Tennessee handgun carry permit holders will be allowed to take their guns into establishments serving alcohol Tuesday, although a variety of exceptions makes it unclear where exactly concealed weapons will be allowed.
Chancellor Claudia Bonnyman rejected on Monday on procedural grounds a claim for a temporary injunction, which would have prevented the law from taking effect. However, Bonnyman recommended the legal challenge brought forward by three restaurant owners, nine Nashville servers and four permit holders go forward in 90 days.
Bonnyman said the three restaurateurs and nine servers would not face immediate harm because the harm could be avoided by the posting of signs prohibiting guns on the premises. The new state law allows permit holders to carry guns into restaurants, but only if they are not consuming alcohol. Establishments may choose to ban guns on their own, and it is a Class A misdemeanor for disregarding an owner’s own handgun ban.
During Monday’s hearing, lead counsel for the plaintiffs David Randolph Smith argued that the new law was so vague that permit holders wouldn’t know where they could and couldn’t carry. The new law states guns are allowed only in establishments deriving most of their income from the sale of food.
But the restaurateurs — who owned establishments like Sam’s Sports Bar, Cabana, Midtown Café, Sunset Grill and the Melrose Neighborhood Pub — argued that in certain months most of their income comes from alcohol and beer, while in other months it comes from food sales. Smith said permit holders would have difficulty discerning whether they were breaking the law by taking a gun into such an establishment.
Smith pointed out that Tennessee would become the first state in the country to explicitly allow carry permit holders to take guns into places that serve alcohol.
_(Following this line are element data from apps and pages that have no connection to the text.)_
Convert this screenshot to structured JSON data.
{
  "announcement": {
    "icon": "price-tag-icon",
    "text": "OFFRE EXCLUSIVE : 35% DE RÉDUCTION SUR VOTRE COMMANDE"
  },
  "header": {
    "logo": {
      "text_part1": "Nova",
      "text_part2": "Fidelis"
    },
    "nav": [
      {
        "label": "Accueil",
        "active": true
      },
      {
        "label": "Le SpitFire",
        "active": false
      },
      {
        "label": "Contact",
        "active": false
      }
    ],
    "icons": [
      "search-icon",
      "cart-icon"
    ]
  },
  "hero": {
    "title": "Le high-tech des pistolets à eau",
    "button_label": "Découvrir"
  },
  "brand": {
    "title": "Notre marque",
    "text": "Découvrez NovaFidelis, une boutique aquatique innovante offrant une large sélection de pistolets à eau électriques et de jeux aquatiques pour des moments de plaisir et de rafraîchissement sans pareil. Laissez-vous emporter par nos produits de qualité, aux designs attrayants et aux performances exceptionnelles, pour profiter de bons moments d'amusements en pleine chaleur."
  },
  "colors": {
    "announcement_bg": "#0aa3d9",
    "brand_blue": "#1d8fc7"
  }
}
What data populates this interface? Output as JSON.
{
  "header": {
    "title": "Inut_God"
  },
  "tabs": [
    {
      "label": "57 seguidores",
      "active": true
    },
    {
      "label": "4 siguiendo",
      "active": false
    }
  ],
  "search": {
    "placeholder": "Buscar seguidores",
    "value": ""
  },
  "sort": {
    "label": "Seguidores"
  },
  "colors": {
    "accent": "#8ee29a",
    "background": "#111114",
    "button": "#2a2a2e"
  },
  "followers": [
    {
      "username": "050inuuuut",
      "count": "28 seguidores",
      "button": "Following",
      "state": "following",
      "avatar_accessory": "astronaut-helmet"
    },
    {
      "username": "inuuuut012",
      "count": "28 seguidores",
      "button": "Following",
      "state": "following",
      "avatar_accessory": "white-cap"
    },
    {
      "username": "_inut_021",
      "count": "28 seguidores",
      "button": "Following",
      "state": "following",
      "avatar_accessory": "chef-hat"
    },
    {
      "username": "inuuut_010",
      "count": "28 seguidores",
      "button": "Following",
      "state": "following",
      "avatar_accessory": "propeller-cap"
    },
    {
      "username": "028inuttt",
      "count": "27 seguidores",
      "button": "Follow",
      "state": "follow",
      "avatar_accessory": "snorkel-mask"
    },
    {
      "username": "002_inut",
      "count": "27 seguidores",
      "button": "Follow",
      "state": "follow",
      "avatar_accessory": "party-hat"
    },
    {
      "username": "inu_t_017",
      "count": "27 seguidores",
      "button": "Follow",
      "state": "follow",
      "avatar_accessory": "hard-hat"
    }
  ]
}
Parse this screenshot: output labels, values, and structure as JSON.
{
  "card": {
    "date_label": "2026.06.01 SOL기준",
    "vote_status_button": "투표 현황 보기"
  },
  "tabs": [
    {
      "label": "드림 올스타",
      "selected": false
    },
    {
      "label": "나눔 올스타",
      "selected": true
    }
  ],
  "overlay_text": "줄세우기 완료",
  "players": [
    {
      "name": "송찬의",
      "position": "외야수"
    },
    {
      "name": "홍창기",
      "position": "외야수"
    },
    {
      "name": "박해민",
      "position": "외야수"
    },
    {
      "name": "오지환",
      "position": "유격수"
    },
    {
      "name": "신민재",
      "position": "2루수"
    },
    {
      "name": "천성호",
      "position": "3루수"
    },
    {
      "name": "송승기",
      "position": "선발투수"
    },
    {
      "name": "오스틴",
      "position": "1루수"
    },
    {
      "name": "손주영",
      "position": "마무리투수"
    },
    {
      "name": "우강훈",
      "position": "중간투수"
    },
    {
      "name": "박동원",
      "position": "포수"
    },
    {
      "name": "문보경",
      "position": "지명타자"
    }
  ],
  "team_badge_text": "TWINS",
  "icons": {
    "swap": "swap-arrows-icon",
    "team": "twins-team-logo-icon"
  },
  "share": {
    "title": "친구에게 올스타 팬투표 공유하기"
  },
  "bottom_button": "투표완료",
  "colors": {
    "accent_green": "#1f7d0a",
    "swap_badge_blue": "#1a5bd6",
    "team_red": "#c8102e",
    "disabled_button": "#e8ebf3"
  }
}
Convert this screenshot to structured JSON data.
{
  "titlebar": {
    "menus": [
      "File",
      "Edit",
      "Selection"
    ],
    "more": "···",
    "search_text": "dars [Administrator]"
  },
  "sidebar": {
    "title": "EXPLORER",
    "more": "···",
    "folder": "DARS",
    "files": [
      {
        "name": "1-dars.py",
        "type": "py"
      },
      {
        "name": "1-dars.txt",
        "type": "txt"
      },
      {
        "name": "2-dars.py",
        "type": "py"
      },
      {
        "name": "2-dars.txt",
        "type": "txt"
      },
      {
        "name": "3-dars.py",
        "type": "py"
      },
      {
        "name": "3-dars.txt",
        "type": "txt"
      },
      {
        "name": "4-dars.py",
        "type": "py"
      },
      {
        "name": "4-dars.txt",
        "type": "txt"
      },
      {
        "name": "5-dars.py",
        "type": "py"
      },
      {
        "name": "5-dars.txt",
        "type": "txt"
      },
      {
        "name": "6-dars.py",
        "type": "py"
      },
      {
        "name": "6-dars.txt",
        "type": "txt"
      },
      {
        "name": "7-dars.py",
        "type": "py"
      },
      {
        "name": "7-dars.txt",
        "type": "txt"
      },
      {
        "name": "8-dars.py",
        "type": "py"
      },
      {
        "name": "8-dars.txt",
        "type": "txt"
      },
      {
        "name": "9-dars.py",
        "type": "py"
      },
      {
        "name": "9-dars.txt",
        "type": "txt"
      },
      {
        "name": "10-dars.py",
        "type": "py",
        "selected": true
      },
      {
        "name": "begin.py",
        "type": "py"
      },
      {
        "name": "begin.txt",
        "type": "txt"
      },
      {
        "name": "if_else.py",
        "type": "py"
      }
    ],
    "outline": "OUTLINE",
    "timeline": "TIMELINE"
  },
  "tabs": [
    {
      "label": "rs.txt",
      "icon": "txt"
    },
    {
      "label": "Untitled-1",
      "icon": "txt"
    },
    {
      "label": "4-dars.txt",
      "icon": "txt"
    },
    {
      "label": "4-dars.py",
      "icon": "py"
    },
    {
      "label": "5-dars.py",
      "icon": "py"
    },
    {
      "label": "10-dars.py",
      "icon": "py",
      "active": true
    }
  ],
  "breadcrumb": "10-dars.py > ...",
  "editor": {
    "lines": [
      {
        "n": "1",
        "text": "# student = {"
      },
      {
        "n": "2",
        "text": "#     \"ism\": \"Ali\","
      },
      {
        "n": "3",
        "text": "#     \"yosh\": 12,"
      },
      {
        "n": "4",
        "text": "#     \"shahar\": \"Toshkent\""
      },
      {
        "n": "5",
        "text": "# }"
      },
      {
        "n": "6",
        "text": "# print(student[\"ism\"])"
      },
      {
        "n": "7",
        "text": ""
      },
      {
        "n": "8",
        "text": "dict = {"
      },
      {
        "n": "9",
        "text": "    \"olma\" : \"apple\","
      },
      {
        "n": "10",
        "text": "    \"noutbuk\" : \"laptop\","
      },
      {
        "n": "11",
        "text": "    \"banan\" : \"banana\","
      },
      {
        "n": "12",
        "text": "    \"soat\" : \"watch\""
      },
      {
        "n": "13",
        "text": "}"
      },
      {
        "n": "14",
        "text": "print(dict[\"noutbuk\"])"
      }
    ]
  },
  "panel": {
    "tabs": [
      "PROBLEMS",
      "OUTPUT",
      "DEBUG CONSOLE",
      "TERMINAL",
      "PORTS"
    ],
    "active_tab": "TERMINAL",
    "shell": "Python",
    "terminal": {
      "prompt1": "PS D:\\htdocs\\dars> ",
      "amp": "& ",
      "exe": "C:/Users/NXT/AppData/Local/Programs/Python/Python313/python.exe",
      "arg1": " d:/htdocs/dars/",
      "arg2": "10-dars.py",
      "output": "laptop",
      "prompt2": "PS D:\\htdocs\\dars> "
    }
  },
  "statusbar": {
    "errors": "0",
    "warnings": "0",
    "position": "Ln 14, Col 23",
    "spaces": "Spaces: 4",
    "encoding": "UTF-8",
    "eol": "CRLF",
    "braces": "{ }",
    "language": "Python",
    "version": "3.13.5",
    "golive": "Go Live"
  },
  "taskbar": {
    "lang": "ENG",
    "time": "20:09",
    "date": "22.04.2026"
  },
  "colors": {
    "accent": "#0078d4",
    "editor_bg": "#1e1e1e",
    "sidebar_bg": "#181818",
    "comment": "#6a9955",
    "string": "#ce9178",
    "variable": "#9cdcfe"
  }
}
Bonnyman said the “void for vagueness” argument had “merit,” but said the court could not “leap over rules of civil procedure and declare whether the law can ever be enforced or not.”
Bonnyman suggested the plaintiffs and the defendant, Tennessee Attorney General Robert Cooper, file a hearing schedule and move the case ahead.
Earlier Monday, some high-profile organizations filed affidavits in support of the legal challenge to the guns-in-bars law. Metro Police Chief Ronal Serpas filed an affidavit stating the new law would be difficult for officers to enforce. Serpas’s affidavit stated that guns and alcohol were a dangerous mix.
Also filing affidavits opposing the law were the Nashville Area Chamber of Commerce, along with the Nashville Convention and Visitors Bureau.